EXERCISE PROMPT -> Repeat the data exactly as it stands.
○ ○ ○ ○
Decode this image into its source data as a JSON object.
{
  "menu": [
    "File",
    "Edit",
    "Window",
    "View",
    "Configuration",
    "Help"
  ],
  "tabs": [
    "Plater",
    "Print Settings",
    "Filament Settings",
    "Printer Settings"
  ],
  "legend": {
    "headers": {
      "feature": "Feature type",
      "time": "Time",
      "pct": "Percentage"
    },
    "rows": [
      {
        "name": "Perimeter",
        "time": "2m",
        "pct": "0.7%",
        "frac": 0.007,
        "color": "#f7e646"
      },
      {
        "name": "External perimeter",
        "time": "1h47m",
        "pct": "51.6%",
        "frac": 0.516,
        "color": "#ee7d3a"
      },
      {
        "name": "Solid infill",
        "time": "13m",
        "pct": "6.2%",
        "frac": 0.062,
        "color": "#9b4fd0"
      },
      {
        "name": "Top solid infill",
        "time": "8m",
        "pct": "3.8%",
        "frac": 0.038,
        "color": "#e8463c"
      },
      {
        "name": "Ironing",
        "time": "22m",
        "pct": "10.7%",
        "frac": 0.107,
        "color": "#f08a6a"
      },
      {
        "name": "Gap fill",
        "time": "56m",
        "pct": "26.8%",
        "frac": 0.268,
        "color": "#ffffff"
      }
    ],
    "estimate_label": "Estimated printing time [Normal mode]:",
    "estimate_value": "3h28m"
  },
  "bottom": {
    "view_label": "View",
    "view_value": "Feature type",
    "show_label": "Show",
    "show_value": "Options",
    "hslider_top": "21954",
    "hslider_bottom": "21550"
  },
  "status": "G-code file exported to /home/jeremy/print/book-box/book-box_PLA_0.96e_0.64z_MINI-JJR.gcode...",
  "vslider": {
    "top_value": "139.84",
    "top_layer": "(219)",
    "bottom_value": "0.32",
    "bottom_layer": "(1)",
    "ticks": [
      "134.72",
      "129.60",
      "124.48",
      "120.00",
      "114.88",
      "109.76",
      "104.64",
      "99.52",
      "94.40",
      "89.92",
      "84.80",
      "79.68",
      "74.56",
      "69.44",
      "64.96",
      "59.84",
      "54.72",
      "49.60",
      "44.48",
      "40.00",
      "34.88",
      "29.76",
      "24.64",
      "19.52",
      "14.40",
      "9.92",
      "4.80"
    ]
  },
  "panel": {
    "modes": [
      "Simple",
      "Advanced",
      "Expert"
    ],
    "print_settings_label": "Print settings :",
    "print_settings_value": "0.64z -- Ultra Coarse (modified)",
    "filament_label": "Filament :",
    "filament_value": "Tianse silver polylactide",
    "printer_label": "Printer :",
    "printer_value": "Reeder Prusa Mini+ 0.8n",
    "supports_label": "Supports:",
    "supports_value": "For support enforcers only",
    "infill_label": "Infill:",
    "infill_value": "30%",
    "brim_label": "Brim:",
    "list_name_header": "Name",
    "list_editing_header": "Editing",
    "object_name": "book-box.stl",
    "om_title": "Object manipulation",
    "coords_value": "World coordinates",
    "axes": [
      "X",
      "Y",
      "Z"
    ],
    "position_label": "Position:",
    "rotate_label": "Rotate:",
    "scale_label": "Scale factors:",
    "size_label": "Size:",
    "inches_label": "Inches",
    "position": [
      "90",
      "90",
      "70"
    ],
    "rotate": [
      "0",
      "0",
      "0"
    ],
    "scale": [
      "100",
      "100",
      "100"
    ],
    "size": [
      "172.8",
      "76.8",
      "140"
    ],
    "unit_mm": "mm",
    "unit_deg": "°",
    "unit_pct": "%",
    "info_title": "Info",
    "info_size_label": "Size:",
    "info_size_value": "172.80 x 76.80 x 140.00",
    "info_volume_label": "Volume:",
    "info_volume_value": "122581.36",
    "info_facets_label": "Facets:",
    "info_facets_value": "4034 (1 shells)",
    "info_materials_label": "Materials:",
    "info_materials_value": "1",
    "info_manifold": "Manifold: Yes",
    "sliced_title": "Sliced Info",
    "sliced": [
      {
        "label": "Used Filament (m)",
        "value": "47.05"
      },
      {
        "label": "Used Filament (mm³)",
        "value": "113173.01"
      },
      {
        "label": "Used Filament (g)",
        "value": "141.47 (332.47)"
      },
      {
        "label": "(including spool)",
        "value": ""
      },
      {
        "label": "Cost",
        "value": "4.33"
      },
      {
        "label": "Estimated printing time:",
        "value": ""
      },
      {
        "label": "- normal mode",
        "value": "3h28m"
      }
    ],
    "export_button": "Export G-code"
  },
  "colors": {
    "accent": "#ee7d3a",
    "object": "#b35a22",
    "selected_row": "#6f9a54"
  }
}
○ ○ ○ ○
RESPONSE BELOW ->
Decode this image into its source data as a JSON object.
{
  "menu": [
    "File",
    "Edit",
    "Window",
    "View",
    "Configuration",
    "Help"
  ],
  "tabs": [
    "Plater",
    "Print Settings",
    "Filament Settings",
    "Printer Settings"
  ],
  "legend": {
    "headers": {
      "feature": "Feature type",
      "time": "Time",
      "pct": "Percentage"
    },
    "rows": [
      {
        "name": "Perimeter",
        "time": "2m",
        "pct": "0.7%",
        "frac": 0.007,
        "color": "#f7e646"
      },
      {
        "name": "External perimeter",
        "time": "1h47m",
        "pct": "51.6%",
        "frac": 0.516,
        "color": "#ee7d3a"
      },
      {
        "name": "Solid infill",
        "time": "13m",
        "pct": "6.2%",
        "frac": 0.062,
        "color": "#9b4fd0"
      },
      {
        "name": "Top solid infill",
        "time": "8m",
        "pct": "3.8%",
        "frac": 0.038,
        "color": "#e8463c"
      },
      {
        "name": "Ironing",
        "time": "22m",
        "pct": "10.7%",
        "frac": 0.107,
        "color": "#f08a6a"
      },
      {
        "name": "Gap fill",
        "time": "56m",
        "pct": "26.8%",
        "frac": 0.268,
        "color": "#ffffff"
      }
    ],
    "estimate_label": "Estimated printing time [Normal mode]:",
    "estimate_value": "3h28m"
  },
  "bottom": {
    "view_label": "View",
    "view_value": "Feature type",
    "show_label": "Show",
    "show_value": "Options",
    "hslider_top": "21954",
    "hslider_bottom": "21550"
  },
  "status": "G-code file exported to /home/jeremy/print/book-box/book-box_PLA_0.96e_0.64z_MINI-JJR.gcode...",
  "vslider": {
    "top_value": "139.84",
    "top_layer": "(219)",
    "bottom_value": "0.32",
    "bottom_layer": "(1)",
    "ticks": [
      "134.72",
      "129.60",
      "124.48",
      "120.00",
      "114.88",
      "109.76",
      "104.64",
      "99.52",
      "94.40",
      "89.92",
      "84.80",
      "79.68",
      "74.56",
      "69.44",
      "64.96",
      "59.84",
      "54.72",
      "49.60",
      "44.48",
      "40.00",
      "34.88",
      "29.76",
      "24.64",
      "19.52",
      "14.40",
      "9.92",
      "4.80"
    ]
  },
  "panel": {
    "modes": [
      "Simple",
      "Advanced",
      "Expert"
    ],
    "print_settings_label": "Print settings :",
    "print_settings_value": "0.64z -- Ultra Coarse (modified)",
    "filament_label": "Filament :",
    "filament_value": "Tianse silver polylactide",
    "printer_label": "Printer :",
    "printer_value": "Reeder Prusa Mini+ 0.8n",
    "supports_label": "Supports:",
    "supports_value": "For support enforcers only",
    "infill_label": "Infill:",
    "infill_value": "30%",
    "brim_label": "Brim:",
    "list_name_header": "Name",
    "list_editing_header": "Editing",
    "object_name": "book-box.stl",
    "om_title": "Object manipulation",
    "coords_value": "World coordinates",
    "axes": [
      "X",
      "Y",
      "Z"
    ],
    "position_label": "Position:",
    "rotate_label": "Rotate:",
    "scale_label": "Scale factors:",
    "size_label": "Size:",
    "inches_label": "Inches",
    "position": [
      "90",
      "90",
      "70"
    ],
    "rotate": [
      "0",
      "0",
      "0"
    ],
    "scale": [
      "100",
      "100",
      "100"
    ],
    "size": [
      "172.8",
      "76.8",
      "140"
    ],
    "unit_mm": "mm",
    "unit_deg": "°",
    "unit_pct": "%",
    "info_title": "Info",
    "info_size_label": "Size:",
    "info_size_value": "172.80 x 76.80 x 140.00",
    "info_volume_label": "Volume:",
    "info_volume_value": "122581.36",
    "info_facets_label": "Facets:",
    "info_facets_value": "4034 (1 shells)",
    "info_materials_label": "Materials:",
    "info_materials_value": "1",
    "info_manifold": "Manifold: Yes",
    "sliced_title": "Sliced Info",
    "sliced": [
      {
        "label": "Used Filament (m)",
        "value": "47.05"
      },
      {
        "label": "Used Filament (mm³)",
        "value": "113173.01"
      },
      {
        "label": "Used Filament (g)",
        "value": "141.47 (332.47)"
      },
      {
        "label": "(including spool)",
        "value": ""
      },
      {
        "label": "Cost",
        "value": "4.33"
      },
      {
        "label": "Estimated printing time:",
        "value": ""
      },
      {
        "label": "- normal mode",
        "value": "3h28m"
      }
    ],
    "export_button": "Export G-code"
  },
  "colors": {
    "accent": "#ee7d3a",
    "object": "#b35a22",
    "selected_row": "#6f9a54"
  }
}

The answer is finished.